— EXERCISE INSTRUCTIONS —
Taking each line of the material in turn, count those with the string "subscriptions" and answer with the count alone.

— SUPPLIED RECORDS —
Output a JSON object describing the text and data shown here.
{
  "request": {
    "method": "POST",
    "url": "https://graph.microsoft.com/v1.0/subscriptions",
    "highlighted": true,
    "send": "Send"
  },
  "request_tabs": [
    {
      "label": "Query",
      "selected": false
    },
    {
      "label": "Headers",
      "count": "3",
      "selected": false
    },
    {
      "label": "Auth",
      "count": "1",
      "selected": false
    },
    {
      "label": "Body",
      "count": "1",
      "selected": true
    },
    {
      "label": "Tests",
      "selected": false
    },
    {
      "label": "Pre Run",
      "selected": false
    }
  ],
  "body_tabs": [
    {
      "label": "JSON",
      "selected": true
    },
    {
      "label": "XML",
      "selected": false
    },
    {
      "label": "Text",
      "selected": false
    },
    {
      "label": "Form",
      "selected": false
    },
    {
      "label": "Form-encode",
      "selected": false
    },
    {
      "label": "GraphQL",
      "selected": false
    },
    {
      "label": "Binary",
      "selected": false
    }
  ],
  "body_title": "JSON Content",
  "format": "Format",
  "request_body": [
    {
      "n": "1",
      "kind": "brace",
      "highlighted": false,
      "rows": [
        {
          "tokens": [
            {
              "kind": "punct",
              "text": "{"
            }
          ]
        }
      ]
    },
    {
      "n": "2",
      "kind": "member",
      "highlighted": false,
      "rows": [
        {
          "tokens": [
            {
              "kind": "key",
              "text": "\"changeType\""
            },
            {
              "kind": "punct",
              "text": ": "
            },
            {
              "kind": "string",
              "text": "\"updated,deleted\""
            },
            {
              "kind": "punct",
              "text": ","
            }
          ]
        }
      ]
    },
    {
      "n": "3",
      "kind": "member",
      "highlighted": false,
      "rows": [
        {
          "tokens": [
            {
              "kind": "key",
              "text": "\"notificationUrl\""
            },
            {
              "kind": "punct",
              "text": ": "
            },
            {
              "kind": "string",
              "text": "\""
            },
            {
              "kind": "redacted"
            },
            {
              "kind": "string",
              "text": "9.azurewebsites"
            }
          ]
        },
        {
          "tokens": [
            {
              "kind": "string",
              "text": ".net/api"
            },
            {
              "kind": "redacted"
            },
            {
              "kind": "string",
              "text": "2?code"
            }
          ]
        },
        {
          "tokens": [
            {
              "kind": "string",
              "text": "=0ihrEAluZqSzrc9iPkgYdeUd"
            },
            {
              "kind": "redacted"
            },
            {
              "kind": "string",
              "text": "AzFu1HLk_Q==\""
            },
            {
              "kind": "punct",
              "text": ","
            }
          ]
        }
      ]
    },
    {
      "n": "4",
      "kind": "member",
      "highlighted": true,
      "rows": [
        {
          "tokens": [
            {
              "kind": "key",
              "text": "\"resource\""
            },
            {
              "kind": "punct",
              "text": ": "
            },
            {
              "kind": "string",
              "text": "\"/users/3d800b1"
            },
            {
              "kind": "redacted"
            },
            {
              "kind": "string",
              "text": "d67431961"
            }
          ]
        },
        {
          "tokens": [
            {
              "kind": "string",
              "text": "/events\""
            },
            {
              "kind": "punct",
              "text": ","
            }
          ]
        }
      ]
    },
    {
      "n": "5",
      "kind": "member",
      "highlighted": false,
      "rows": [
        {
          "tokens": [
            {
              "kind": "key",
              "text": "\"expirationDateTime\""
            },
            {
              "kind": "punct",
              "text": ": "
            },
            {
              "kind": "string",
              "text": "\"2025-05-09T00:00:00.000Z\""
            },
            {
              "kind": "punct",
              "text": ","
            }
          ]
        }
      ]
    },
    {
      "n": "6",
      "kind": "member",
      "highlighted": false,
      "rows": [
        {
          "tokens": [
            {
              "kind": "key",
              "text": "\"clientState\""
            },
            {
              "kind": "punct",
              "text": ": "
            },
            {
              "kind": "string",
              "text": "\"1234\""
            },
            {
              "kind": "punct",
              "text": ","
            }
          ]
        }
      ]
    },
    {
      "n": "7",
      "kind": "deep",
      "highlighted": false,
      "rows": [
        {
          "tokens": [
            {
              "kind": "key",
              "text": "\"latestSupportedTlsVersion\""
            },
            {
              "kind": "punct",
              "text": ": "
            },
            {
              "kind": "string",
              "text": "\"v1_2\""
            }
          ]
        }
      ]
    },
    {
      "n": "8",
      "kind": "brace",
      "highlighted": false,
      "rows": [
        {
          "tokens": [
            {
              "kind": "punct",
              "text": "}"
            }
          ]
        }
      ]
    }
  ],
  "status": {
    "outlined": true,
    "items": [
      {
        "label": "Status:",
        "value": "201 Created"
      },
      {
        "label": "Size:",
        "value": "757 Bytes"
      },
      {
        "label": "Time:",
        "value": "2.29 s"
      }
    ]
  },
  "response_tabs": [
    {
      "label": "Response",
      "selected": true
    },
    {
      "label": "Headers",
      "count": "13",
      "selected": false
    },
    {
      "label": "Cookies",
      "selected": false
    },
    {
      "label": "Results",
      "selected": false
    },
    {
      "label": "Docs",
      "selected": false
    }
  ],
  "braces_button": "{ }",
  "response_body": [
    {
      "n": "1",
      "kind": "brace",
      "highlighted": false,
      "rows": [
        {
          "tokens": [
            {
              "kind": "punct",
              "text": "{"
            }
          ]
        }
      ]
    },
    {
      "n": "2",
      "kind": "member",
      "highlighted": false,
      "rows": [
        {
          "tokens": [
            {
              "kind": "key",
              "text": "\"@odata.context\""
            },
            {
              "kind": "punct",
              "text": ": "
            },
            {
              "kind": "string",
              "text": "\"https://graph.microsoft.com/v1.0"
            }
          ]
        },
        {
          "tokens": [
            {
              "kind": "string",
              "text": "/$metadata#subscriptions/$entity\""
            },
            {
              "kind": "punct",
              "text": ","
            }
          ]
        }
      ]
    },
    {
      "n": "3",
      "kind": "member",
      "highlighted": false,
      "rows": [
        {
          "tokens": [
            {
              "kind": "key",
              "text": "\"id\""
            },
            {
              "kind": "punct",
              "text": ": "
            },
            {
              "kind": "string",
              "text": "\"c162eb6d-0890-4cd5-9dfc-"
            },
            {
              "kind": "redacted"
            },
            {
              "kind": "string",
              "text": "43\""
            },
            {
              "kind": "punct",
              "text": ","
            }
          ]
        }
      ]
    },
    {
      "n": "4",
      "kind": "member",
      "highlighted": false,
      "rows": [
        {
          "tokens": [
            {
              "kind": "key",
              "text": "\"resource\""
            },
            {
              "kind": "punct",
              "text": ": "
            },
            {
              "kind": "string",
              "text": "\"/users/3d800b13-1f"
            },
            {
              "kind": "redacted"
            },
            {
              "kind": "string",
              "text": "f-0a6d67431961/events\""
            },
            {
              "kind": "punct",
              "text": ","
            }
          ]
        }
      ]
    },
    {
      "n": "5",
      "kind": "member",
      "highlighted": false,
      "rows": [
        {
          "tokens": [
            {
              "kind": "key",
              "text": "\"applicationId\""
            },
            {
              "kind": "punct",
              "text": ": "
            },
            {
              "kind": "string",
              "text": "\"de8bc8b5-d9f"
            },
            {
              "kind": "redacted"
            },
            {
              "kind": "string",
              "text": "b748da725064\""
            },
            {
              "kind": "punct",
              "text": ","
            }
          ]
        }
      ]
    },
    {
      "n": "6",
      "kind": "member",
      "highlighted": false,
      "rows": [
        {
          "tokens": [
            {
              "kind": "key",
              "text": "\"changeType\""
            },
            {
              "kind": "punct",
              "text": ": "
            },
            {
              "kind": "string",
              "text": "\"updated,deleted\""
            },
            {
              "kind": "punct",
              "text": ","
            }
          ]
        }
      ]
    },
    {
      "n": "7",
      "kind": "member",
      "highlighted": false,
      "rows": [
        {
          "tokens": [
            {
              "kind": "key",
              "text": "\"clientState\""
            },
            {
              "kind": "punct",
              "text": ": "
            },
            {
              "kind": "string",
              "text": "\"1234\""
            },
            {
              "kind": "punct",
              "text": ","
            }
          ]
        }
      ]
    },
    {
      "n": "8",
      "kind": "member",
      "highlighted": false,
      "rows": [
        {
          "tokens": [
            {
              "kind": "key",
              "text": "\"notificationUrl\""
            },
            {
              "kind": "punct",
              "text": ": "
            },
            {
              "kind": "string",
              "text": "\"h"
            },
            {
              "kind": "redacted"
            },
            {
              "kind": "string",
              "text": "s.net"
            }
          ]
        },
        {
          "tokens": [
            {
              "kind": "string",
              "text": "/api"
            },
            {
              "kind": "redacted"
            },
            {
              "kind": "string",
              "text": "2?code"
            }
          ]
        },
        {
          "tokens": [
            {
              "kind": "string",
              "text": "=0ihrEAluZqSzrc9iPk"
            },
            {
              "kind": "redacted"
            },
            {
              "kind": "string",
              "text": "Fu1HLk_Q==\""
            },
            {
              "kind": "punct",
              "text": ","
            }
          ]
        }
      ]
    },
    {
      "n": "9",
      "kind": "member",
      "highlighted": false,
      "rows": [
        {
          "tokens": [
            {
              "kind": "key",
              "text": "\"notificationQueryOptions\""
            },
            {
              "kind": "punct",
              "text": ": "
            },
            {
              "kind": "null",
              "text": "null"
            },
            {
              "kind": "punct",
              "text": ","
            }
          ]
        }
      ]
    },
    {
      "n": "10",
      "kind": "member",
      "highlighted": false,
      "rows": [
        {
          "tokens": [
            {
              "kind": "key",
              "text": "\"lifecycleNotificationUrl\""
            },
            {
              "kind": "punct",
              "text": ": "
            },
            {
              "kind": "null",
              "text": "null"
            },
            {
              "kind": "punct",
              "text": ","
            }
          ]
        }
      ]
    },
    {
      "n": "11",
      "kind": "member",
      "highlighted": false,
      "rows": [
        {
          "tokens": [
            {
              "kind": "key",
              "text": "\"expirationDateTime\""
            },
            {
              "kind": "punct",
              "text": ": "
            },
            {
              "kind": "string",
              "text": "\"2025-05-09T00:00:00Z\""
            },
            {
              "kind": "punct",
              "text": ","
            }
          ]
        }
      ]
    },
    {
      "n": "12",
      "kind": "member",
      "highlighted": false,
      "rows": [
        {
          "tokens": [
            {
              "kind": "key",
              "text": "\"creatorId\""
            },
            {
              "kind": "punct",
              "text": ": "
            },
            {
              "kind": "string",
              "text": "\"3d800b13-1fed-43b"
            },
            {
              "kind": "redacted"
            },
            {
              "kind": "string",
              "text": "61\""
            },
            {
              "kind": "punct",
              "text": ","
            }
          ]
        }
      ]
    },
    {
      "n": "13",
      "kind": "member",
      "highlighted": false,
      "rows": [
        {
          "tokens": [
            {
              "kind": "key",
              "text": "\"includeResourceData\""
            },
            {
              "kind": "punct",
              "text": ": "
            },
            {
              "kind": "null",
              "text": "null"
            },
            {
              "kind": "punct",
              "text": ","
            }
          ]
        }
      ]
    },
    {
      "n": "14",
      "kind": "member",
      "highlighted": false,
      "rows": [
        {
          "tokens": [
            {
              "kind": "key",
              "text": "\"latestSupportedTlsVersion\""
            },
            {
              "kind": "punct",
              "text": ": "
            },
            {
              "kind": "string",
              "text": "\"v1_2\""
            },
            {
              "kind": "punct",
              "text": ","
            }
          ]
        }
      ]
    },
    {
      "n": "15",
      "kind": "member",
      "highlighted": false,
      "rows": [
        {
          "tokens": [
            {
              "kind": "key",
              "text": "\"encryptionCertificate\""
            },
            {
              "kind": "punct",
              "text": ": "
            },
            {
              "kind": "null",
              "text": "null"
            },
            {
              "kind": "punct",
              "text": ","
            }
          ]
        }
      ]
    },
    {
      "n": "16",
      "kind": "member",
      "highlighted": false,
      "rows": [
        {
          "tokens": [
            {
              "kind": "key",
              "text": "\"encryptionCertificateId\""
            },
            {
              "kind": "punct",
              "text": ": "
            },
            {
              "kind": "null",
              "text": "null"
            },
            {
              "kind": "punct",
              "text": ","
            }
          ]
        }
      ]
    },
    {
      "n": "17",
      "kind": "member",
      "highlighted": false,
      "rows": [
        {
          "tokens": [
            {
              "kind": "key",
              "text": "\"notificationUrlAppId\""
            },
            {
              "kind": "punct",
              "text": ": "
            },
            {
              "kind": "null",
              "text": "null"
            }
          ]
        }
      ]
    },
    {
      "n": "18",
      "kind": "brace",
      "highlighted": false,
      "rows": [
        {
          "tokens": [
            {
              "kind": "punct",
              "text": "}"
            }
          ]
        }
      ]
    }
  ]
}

— EXERCISE RESULT —
2